But biotechnology has advanced at a stunning rate since the original Blade Runner was released in 1982, and the raw materials for building replicants — synthetic humans made from “organic substances” — are actually becoming quite plentiful in real life. Scientists have made immense progress in the creation of miniature lab-grown organs and tissues, making replicant science a lot more plausible than fans might expect, for better or for worse.

Here’s a roundup of the replicant parts scientists can now grow in a dish. (Fortunately, scientists are still figuring out how to incorporate these organs into humanoid robots — but they’re definitely not too far off.)

Mini Brains

mini-brain johns hopkins petri dish 3d rendering
Mini-brains could help test drugs for Alzheimer's or Parkinson's disease.

In 2015, researchers from the Johns Hopkins Bloomberg School of Public Health created mini brains from stem cells. These tiny brains are roughly 350 micrometers in diameter and took about two months to grow. Each mini-brain has four types of neurons and two types of support cells. Researchers hope to use mini-brains to test drugs for serious neurological diseases, like Alzheimer’s.

Micro Hearts

Researchers from the University of California-Berkeley have found a way to grow a functioning human heart using nothing but stem cells. In their 2015 article, published in Nature Communications, the researchers described the chemical trick they used to get the cells to organize into the right structure.
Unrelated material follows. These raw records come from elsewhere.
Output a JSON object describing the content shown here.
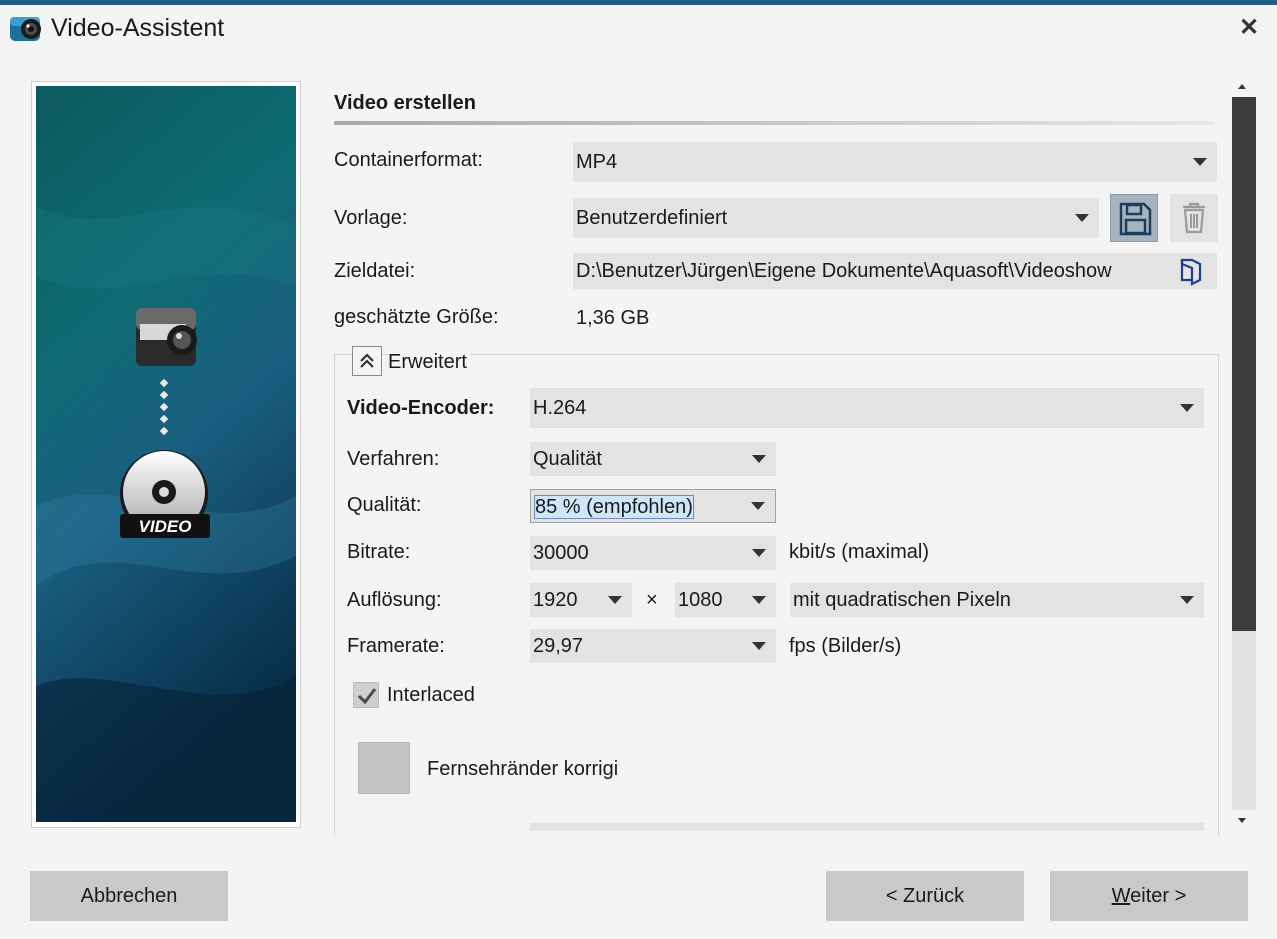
{
  "window": {
    "title": "Video-Assistent",
    "close_label": "✕"
  },
  "section": {
    "title": "Video erstellen"
  },
  "fields": {
    "container_label": "Containerformat:",
    "container_value": "MP4",
    "template_label": "Vorlage:",
    "template_value": "Benutzerdefiniert",
    "target_label": "Zieldatei:",
    "target_value": "D:\\Benutzer\\Jürgen\\Eigene Dokumente\\Aquasoft\\Videoshow",
    "size_label": "geschätzte Größe:",
    "size_value": "1,36 GB"
  },
  "advanced": {
    "toggle_label": "Erweitert",
    "encoder_label": "Video-Encoder:",
    "encoder_value": "H.264",
    "method_label": "Verfahren:",
    "method_value": "Qualität",
    "quality_label": "Qualität:",
    "quality_value": "85 % (empfohlen)",
    "bitrate_label": "Bitrate:",
    "bitrate_value": "30000",
    "bitrate_unit": "kbit/s (maximal)",
    "resolution_label": "Auflösung:",
    "resolution_width": "1920",
    "resolution_times": "×",
    "resolution_height": "1080",
    "pixel_value": "mit quadratischen Pixeln",
    "framerate_label": "Framerate:",
    "framerate_value": "29,97",
    "framerate_unit": "fps (Bilder/s)",
    "interlaced_label": "Interlaced",
    "interlaced_checked": true,
    "tv_border_label": "Fernsehränder korrigi"
  },
  "preview": {
    "badge_text": "VIDEO"
  },
  "buttons": {
    "cancel": "Abbrechen",
    "back": "< Zurück",
    "next_underline": "W",
    "next_rest": "eiter >"
  },
  "icons": {
    "app": "camera-lens-icon",
    "save": "floppy-disk-icon",
    "delete": "trash-icon",
    "browse": "folder-browse-icon",
    "collapse": "double-chevron-up-icon"
  },
  "colors": {
    "accent": "#1d5f86",
    "dropdown_bg": "#e3e3e3",
    "selection": "#cfe5f9",
    "scroll_thumb": "#3d3d3d"
  }
}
The resulting micro hearts were designed so scientists could study heart development, but they could also be used for drug research.

3d printing gel petri dish ear cartilage
Researchers at Wake Forest Institute for Regenerative Medicine are able to 3D print cartilage for ears.

3D-Printed Cartilage

With the introduction of synthetic cartilage, researchers have been able to not only grow ears and noses in the lab but even transplant them into humans. In 2015, the New York Eye and Ear Infirmary’s Dr. Tal Dagan performed the first 3D-printed nose transplant, calling the procedure a “breakthrough” in a blog post: “The patient will never have to deal with the standard issues of transplantation, such as tissue rejection or a lifetime of immunosuppressive therapies,” he wrote.

mini boob breast tissue
In 2015, researchers successfully created a "mini-boob" in a dish.

Mini Breasts

In 2015, German researchers from the Helmholtz Center for Health and Environmental Research grew a functioning mammary gland. This mini boob may but small but has a big job: Helping scientists with cancer research. The researchers that grew these tiny petri dish breasts explained that the mammary glands behave just like the real thing, so they can be used to test breast cancer drugs, rather than use actual human breasts.

Photos via John Hopkins Bloomberg School of Public Health, Laura Dahl, Wake Forest Institute for Regenerative Medicine, Linnemann et al./Nature Communications, Warner Bros.